The legacy of Steve Jobs still hangs heavy over the company, but Cook is painted as a more patient character, slowly changing the company culture (he is mentioned going into a talk by Peter Oppenheimer, Apple’s CFO, and sitting quietly at the back, not interrupting or even checking emails).
The telling part is that Cook is sold as someone keen to meet with investors, whereas Steve Jobs “wouldn’t have bothered”. The intention is clear: this is the same company at heart but it is doing things and engaging with the outside world in new ways.
The feature talks of how “there are signs of Apple becoming a more normal company” under Cook, where he does things (notably offer dividends and stock buybacks) that Jobs would not have entertained.
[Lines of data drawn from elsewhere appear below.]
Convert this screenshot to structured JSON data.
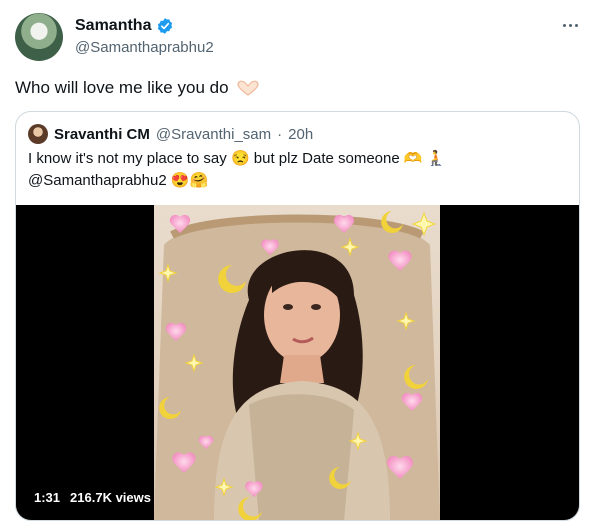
{
  "tweet": {
    "display_name": "Samantha",
    "handle": "@Samanthaprabhu2",
    "text": "Who will love me like you do"
  },
  "quoted_tweet": {
    "display_name": "Sravanthi CM",
    "handle": "@Sravanthi_sam",
    "separator": "·",
    "time": "20h",
    "text_line1": "I know  it's not my place to say 😒 but plz Date someone 🫶 🧎",
    "text_line2": "@Samanthaprabhu2 😍🤗"
  },
  "video": {
    "duration": "1:31",
    "views": "216.7K views"
  },
  "icons": {
    "verified": "verified-badge-icon",
    "more": "more-options-icon",
    "heart_hands": "heart-hands-emoji"
  },
  "colors": {
    "verified_blue": "#1d9bf0",
    "text_primary": "#0f1419",
    "text_secondary": "#536471",
    "border": "#cfd9de"
  }
}
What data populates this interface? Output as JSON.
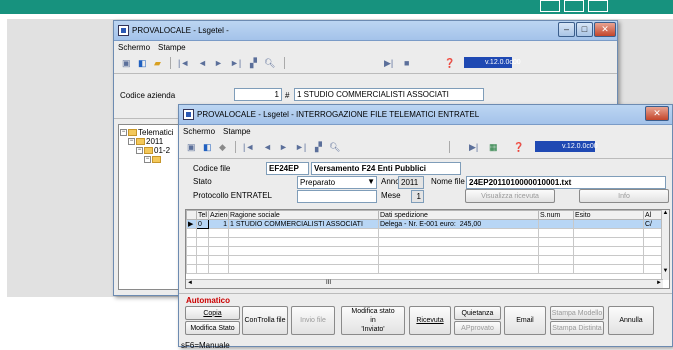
{
  "back": {
    "title": "PROVALOCALE - Lsgetel -",
    "menu": [
      "Schermo",
      "Stampe"
    ],
    "version": "v.12.0.0c00",
    "codice_label": "Codice azienda",
    "codice_value": "1",
    "hash": "#",
    "azienda_name": "1 STUDIO COMMERCIALISTI ASSOCIATI",
    "tree": {
      "root": "Telematici",
      "year": "2011",
      "sub": "01-2"
    }
  },
  "front": {
    "title": "PROVALOCALE - Lsgetel - INTERROGAZIONE FILE TELEMATICI ENTRATEL",
    "menu": [
      "Schermo",
      "Stampe"
    ],
    "version": "v.12.0.0c00",
    "codice_file_label": "Codice file",
    "codice_file_value": "EF24EP",
    "codice_file_desc": "Versamento F24 Enti Pubblici",
    "stato_label": "Stato",
    "stato_value": "Preparato",
    "anno_label": "Anno",
    "anno_value": "2011",
    "nome_file_label": "Nome file",
    "nome_file_value": "24EP2011010000010001.txt",
    "protocollo_label": "Protocollo ENTRATEL",
    "mese_label": "Mese",
    "mese_value": "1",
    "visualizza_label": "Visualizza ricevuta",
    "info_label": "Info",
    "grid": {
      "columns": [
        "Tel",
        "Azienda",
        "Ragione sociale",
        "Dati spedizione",
        "S.num",
        "Esito",
        "Al"
      ],
      "rows": [
        [
          "0",
          "1",
          "1 STUDIO COMMERCIALISTI ASSOCIATI",
          "Delega - Nr. E-001 euro:",
          "245,00",
          "",
          "",
          "C/"
        ]
      ]
    },
    "automatico_label": "Automatico",
    "buttons": {
      "copia": "Copia",
      "modifica_stato": "Modifica Stato",
      "controlla_file": "ConTrolla file",
      "invio_file": "Invio file",
      "modifica_stato_in_1": "Modifica stato",
      "modifica_stato_in_2": "in",
      "modifica_stato_in_3": "'Inviato'",
      "ricevuta": "Ricevuta",
      "quietanza": "Quietanza",
      "approvato": "APprovato",
      "email": "Email",
      "stampa_modello": "Stampa Modello",
      "stampa_distinta": "Stampa Distinta",
      "annulla": "Annulla"
    },
    "status": "sF6=Manuale",
    "scroll_mid": "III"
  },
  "colors": {
    "band": "#17927e",
    "selection": "#b8d6f5",
    "version_box": "#1f49b3",
    "automatico": "#cc0000"
  }
}
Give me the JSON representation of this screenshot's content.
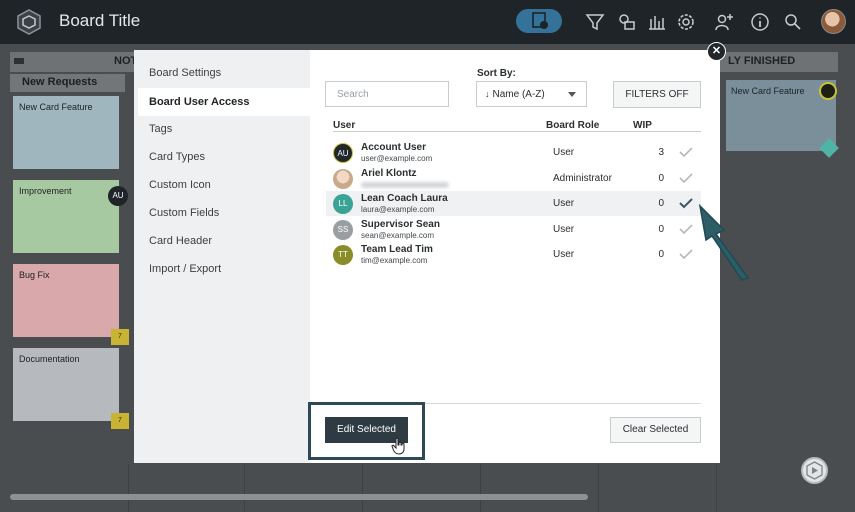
{
  "app": {
    "board_title": "Board Title"
  },
  "topbar": {
    "icons": [
      "board-view-icon",
      "filter-icon",
      "card-types-icon",
      "analytics-icon",
      "settings-icon",
      "add-user-icon",
      "info-icon",
      "search-icon",
      "user-avatar"
    ]
  },
  "board": {
    "lane_left": "NOT",
    "lane_right": "LY FINISHED",
    "column_header": "New Requests",
    "cards": [
      {
        "title": "New Card Feature",
        "color": "#9fb6bf"
      },
      {
        "title": "Improvement",
        "color": "#a6c9a2",
        "badge": "AU"
      },
      {
        "title": "Bug Fix",
        "color": "#d8a8ab",
        "cal": "7"
      },
      {
        "title": "Documentation",
        "color": "#b6babe",
        "cal": "7"
      }
    ],
    "right_card": "New Card Feature"
  },
  "modal": {
    "side_items": [
      "Board Settings",
      "Board User Access",
      "Tags",
      "Card Types",
      "Custom Icon",
      "Custom Fields",
      "Card Header",
      "Import / Export"
    ],
    "active_item": "Board User Access",
    "search_placeholder": "Search",
    "sort_label": "Sort By:",
    "sort_value": "Name (A-Z)",
    "filters_label": "FILTERS OFF",
    "headers": {
      "user": "User",
      "role": "Board Role",
      "wip": "WIP"
    },
    "users": [
      {
        "name": "Account User",
        "email": "user@example.com",
        "role": "User",
        "wip": "3",
        "initials": "AU",
        "avatar_color": "#22272b",
        "selected": false
      },
      {
        "name": "Ariel Klontz",
        "email": "",
        "role": "Administrator",
        "wip": "0",
        "initials": "",
        "avatar_color": "#d9b8a0",
        "selected": false
      },
      {
        "name": "Lean Coach Laura",
        "email": "laura@example.com",
        "role": "User",
        "wip": "0",
        "initials": "LL",
        "avatar_color": "#3aa395",
        "selected": true
      },
      {
        "name": "Supervisor Sean",
        "email": "sean@example.com",
        "role": "User",
        "wip": "0",
        "initials": "SS",
        "avatar_color": "#9b9ea1",
        "selected": false
      },
      {
        "name": "Team Lead Tim",
        "email": "tim@example.com",
        "role": "User",
        "wip": "0",
        "initials": "TT",
        "avatar_color": "#8a8c27",
        "selected": false
      }
    ],
    "edit_selected": "Edit Selected",
    "clear_selected": "Clear Selected"
  }
}
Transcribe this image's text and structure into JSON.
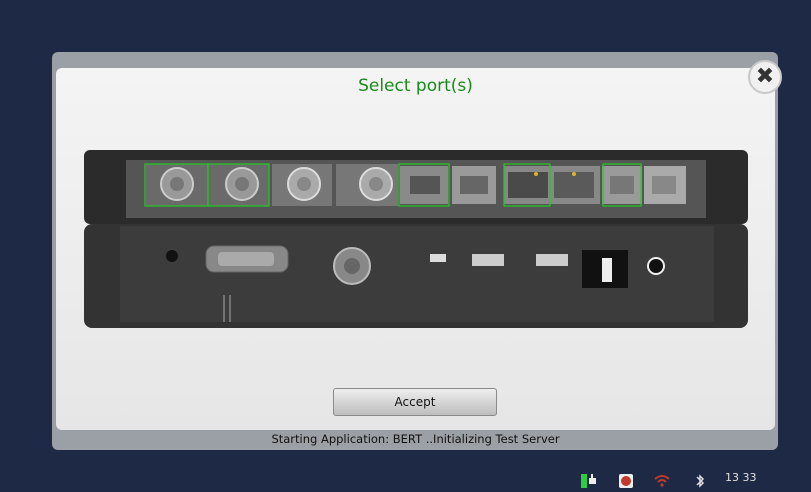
{
  "dialog": {
    "title": "Select port(s)",
    "accept_label": "Accept",
    "close_label": "✖"
  },
  "status": {
    "message": "Starting Application: BERT ..Initializing Test Server"
  },
  "taskbar": {
    "time": "13 33",
    "icons": [
      "power-plug-icon",
      "stop-icon",
      "wifi-icon",
      "bluetooth-icon"
    ]
  },
  "colors": {
    "title": "#1a8a1a",
    "port_highlight": "#22cc22",
    "background": "#1e2a45"
  }
}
How he will engage with content partners (notably the music business) remains to be seen, but he is positioned as someone more measured that Jobs.
This, given how central Jobs was to driving Apple and its products to be “insanely great”, comes with pros and cons. “He’s well-respected,” concludes the feature on how Cook is perceived within Apple, “but not worshiped.”